--- Input data ---

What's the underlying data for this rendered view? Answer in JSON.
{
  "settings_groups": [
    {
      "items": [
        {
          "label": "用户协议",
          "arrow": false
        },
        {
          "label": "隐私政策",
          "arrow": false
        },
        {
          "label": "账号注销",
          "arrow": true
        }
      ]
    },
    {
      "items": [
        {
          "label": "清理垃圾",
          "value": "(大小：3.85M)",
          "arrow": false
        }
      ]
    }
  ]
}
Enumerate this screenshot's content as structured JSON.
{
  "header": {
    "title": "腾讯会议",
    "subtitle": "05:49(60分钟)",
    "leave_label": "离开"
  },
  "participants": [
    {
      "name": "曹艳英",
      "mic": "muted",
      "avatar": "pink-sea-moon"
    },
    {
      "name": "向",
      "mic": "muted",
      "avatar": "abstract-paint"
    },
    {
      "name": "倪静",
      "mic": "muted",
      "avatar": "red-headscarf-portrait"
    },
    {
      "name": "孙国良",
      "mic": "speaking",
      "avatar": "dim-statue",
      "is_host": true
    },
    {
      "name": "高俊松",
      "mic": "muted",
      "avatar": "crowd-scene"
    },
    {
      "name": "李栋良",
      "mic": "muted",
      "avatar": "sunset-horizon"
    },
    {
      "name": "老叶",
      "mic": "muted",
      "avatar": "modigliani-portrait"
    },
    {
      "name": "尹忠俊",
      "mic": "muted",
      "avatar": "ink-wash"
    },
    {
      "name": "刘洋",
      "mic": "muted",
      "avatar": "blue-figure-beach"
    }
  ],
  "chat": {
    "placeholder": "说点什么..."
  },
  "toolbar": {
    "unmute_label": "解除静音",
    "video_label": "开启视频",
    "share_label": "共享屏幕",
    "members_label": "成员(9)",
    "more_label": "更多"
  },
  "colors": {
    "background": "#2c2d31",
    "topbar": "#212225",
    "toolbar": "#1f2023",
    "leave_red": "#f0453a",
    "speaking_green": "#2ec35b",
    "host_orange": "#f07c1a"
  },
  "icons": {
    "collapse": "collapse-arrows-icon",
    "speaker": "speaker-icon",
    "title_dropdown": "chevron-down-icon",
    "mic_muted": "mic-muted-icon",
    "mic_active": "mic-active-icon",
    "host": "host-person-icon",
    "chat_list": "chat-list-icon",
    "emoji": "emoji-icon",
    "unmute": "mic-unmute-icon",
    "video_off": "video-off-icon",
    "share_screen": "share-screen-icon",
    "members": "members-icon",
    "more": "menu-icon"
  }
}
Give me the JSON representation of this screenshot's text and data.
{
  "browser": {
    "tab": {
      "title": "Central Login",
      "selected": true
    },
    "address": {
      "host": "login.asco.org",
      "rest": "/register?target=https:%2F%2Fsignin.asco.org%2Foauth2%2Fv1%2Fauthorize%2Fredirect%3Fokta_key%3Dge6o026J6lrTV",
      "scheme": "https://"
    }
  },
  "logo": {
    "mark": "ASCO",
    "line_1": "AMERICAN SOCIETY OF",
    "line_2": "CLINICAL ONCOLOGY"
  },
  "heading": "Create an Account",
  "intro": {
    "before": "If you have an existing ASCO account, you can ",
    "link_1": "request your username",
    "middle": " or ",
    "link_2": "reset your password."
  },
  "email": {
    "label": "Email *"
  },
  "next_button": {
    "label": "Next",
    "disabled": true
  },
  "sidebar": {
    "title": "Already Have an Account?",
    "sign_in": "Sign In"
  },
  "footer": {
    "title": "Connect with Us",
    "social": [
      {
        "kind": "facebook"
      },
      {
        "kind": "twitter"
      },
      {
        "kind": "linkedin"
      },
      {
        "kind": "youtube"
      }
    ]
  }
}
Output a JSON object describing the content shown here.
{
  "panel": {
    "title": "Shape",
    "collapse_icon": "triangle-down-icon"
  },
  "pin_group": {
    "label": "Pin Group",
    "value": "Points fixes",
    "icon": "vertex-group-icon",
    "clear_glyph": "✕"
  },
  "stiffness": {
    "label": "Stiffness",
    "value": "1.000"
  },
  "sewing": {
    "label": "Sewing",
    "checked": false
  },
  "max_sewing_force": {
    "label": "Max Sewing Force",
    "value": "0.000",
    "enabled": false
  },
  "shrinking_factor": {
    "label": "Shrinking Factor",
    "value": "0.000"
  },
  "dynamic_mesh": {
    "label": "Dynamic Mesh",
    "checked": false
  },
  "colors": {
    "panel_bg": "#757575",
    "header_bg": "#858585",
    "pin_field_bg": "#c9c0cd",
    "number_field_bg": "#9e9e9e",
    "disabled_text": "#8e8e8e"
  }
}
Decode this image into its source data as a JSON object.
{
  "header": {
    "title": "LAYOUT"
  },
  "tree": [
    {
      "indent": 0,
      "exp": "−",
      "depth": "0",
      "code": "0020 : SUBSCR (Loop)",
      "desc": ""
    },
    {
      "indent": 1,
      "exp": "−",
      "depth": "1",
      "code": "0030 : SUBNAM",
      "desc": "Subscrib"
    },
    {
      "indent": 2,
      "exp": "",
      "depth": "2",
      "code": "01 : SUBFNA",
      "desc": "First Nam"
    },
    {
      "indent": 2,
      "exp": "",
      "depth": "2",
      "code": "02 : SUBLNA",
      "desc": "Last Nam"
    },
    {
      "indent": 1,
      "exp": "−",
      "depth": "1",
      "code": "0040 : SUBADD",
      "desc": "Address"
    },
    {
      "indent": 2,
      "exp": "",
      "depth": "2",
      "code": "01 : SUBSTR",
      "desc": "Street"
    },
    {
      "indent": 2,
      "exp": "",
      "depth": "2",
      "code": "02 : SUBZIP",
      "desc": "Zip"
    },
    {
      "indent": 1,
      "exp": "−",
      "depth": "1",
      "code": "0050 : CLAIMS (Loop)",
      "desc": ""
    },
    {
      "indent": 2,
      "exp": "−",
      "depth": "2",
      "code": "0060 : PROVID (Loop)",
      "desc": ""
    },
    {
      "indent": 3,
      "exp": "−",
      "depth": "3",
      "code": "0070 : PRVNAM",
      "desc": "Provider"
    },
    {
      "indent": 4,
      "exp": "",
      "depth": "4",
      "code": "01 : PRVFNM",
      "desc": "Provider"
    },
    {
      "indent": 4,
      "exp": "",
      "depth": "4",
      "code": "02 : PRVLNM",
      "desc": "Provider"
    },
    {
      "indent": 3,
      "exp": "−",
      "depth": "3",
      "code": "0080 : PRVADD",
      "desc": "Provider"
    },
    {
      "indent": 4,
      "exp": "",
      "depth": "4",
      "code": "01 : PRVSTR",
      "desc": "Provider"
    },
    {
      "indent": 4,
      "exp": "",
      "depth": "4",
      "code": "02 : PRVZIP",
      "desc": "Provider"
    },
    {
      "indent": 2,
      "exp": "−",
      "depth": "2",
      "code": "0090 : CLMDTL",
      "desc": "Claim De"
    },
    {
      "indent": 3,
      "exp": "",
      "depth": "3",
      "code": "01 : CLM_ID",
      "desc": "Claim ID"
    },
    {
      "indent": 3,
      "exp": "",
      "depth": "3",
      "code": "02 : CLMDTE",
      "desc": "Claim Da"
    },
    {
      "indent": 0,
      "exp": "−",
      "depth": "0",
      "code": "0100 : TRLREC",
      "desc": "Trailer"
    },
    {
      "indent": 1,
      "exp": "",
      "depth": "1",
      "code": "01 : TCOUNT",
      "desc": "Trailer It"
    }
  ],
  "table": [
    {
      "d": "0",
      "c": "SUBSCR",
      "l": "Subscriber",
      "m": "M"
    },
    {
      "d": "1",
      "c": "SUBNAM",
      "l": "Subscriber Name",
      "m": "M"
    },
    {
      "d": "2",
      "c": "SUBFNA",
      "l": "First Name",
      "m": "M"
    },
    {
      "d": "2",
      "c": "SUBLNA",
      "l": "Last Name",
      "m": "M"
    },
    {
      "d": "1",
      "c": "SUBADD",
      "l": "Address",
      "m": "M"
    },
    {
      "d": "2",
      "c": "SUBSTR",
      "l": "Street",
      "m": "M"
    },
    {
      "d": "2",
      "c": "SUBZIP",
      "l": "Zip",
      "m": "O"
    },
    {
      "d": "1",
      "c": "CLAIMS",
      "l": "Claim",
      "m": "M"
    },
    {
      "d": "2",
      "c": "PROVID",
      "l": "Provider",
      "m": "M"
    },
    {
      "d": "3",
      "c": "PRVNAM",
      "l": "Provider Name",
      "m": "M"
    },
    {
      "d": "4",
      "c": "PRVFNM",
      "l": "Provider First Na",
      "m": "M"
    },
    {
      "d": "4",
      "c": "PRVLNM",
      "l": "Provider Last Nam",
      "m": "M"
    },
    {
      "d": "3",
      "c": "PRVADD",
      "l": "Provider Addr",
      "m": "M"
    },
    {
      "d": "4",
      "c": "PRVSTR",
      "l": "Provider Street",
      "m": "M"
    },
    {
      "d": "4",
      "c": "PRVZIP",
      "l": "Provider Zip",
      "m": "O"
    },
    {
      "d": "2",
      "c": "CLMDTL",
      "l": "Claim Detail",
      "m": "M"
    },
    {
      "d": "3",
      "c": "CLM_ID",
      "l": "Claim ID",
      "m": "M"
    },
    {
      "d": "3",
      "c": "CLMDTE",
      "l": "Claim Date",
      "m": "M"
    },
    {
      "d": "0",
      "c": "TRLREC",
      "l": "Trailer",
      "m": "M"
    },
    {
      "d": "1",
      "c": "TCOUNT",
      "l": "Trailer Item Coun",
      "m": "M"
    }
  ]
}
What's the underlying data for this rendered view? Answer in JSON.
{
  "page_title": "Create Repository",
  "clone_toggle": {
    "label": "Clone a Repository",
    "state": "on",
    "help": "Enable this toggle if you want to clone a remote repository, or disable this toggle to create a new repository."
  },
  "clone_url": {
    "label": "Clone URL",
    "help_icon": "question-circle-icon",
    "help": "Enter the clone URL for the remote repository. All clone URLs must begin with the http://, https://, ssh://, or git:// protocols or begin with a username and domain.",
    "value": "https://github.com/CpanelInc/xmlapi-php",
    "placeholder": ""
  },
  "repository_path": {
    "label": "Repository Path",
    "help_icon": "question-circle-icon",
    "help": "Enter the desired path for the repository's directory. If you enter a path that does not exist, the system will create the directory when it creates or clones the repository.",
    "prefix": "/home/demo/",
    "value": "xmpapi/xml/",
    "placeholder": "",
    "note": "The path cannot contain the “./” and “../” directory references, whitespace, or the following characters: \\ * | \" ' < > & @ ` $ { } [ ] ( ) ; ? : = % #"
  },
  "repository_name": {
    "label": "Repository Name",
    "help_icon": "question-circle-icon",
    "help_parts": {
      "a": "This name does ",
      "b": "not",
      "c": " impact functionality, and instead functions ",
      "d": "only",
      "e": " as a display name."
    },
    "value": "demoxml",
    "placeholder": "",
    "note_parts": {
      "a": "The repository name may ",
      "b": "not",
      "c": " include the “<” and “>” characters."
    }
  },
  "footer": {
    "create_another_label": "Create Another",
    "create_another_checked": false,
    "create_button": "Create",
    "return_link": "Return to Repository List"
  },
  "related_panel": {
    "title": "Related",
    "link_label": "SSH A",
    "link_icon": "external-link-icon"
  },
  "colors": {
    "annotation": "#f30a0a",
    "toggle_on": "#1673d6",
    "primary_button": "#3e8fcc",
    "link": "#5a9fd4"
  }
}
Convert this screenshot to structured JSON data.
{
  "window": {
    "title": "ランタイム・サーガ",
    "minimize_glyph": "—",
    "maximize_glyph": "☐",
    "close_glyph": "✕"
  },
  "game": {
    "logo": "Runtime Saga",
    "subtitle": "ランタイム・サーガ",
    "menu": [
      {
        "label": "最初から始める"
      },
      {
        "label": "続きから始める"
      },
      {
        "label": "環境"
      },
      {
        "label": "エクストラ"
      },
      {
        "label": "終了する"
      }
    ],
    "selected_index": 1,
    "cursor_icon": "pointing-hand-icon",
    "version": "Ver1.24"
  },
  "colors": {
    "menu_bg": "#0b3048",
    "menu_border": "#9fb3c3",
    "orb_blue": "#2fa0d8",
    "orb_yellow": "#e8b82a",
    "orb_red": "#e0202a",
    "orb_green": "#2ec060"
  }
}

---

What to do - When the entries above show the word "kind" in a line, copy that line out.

Response -
        "kind": "facebook"
        "kind": "twitter"
        "kind": "linkedin"
        "kind": "youtube"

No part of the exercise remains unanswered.